> **EXERCISE INSTRUCTIONS**
The answer consists solely of the data below, reproduced exactly.

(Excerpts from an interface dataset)

******

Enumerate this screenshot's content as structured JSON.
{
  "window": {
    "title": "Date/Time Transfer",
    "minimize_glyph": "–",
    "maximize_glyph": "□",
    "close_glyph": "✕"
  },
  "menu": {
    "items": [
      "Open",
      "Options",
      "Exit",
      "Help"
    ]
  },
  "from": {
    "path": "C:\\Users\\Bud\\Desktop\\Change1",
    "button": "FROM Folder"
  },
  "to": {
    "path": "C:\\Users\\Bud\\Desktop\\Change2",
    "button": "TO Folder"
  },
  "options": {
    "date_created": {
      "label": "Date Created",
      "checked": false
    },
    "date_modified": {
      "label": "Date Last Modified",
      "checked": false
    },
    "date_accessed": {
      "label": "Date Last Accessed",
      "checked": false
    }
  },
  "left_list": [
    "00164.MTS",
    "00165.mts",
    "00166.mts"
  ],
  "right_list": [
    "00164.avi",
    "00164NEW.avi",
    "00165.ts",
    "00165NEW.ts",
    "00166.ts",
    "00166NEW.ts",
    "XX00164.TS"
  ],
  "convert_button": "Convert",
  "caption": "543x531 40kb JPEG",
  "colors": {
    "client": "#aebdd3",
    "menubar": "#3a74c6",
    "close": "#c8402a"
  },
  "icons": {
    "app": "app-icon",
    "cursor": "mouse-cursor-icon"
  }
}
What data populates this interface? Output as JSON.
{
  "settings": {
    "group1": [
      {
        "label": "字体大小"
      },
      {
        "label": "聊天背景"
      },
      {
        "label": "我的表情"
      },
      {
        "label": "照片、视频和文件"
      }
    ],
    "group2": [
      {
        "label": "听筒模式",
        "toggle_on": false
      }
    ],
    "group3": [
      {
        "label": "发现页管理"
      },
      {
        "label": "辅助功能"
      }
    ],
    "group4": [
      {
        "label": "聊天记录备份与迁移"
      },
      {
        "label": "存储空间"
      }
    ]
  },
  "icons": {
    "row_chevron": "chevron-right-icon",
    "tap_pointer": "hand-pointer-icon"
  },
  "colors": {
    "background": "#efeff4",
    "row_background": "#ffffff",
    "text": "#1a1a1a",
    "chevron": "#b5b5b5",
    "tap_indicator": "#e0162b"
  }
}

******

> **EXERCISE RESULT**
Enumerate this screenshot's content as structured JSON.
{
  "window": {
    "title": "Date/Time Transfer",
    "minimize_glyph": "–",
    "maximize_glyph": "□",
    "close_glyph": "✕"
  },
  "menu": {
    "items": [
      "Open",
      "Options",
      "Exit",
      "Help"
    ]
  },
  "from": {
    "path": "C:\\Users\\Bud\\Desktop\\Change1",
    "button": "FROM Folder"
  },
  "to": {
    "path": "C:\\Users\\Bud\\Desktop\\Change2",
    "button": "TO Folder"
  },
  "options": {
    "date_created": {
      "label": "Date Created",
      "checked": false
    },
    "date_modified": {
      "label": "Date Last Modified",
      "checked": false
    },
    "date_accessed": {
      "label": "Date Last Accessed",
      "checked": false
    }
  },
  "left_list": [
    "00164.MTS",
    "00165.mts",
    "00166.mts"
  ],
  "right_list": [
    "00164.avi",
    "00164NEW.avi",
    "00165.ts",
    "00165NEW.ts",
    "00166.ts",
    "00166NEW.ts",
    "XX00164.TS"
  ],
  "convert_button": "Convert",
  "caption": "543x531 40kb JPEG",
  "colors": {
    "client": "#aebdd3",
    "menubar": "#3a74c6",
    "close": "#c8402a"
  },
  "icons": {
    "app": "app-icon",
    "cursor": "mouse-cursor-icon"
  }
}
What data populates this interface? Output as JSON.
{
  "settings": {
    "group1": [
      {
        "label": "字体大小"
      },
      {
        "label": "聊天背景"
      },
      {
        "label": "我的表情"
      },
      {
        "label": "照片、视频和文件"
      }
    ],
    "group2": [
      {
        "label": "听筒模式",
        "toggle_on": false
      }
    ],
    "group3": [
      {
        "label": "发现页管理"
      },
      {
        "label": "辅助功能"
      }
    ],
    "group4": [
      {
        "label": "聊天记录备份与迁移"
      },
      {
        "label": "存储空间"
      }
    ]
  },
  "icons": {
    "row_chevron": "chevron-right-icon",
    "tap_pointer": "hand-pointer-icon"
  },
  "colors": {
    "background": "#efeff4",
    "row_background": "#ffffff",
    "text": "#1a1a1a",
    "chevron": "#b5b5b5",
    "tap_indicator": "#e0162b"
  }
}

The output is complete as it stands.